*What you have to do:* What is needed is each line of the data below that holds the string "vouchers".

Items listed in a dataset:
== Segment start ==
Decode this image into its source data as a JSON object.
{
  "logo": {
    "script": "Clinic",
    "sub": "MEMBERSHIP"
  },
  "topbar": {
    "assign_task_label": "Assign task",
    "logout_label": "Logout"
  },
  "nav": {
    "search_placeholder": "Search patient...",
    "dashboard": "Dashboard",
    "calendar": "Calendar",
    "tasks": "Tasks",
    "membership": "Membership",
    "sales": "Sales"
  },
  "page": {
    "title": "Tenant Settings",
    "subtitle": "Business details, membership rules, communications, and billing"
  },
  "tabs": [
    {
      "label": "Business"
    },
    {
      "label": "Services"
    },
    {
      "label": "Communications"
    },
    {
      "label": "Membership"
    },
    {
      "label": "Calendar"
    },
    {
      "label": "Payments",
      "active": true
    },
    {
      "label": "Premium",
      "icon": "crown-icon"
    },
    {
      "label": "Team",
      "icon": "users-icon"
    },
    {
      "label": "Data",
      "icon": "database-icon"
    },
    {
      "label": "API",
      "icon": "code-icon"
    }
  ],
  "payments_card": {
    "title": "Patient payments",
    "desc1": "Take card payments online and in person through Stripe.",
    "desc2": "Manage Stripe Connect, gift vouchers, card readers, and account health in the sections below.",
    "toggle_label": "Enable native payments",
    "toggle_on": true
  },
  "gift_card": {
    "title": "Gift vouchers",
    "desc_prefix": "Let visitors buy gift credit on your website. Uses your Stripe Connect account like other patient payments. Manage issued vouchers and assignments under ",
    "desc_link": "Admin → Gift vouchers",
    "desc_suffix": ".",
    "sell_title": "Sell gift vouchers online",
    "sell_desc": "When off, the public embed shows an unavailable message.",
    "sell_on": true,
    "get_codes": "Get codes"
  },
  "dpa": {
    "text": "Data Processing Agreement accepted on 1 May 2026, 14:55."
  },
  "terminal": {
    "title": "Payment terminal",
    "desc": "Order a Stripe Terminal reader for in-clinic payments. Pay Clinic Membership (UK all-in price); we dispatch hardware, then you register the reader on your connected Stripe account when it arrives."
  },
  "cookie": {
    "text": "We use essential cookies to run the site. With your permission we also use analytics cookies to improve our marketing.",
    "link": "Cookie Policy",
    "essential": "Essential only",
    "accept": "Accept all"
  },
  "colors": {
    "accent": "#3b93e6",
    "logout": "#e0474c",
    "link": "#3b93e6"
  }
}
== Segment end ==
*Exercise solution:*
    "desc2": "Manage Stripe Connect, gift vouchers, card readers, and account health in the sections below.",
    "title": "Gift vouchers",
    "desc_prefix": "Let visitors buy gift credit on your website. Uses your Stripe Connect account like other patient payments. Manage issued vouchers and assignments under ",
    "desc_link": "Admin → Gift vouchers",
    "sell_title": "Sell gift vouchers online",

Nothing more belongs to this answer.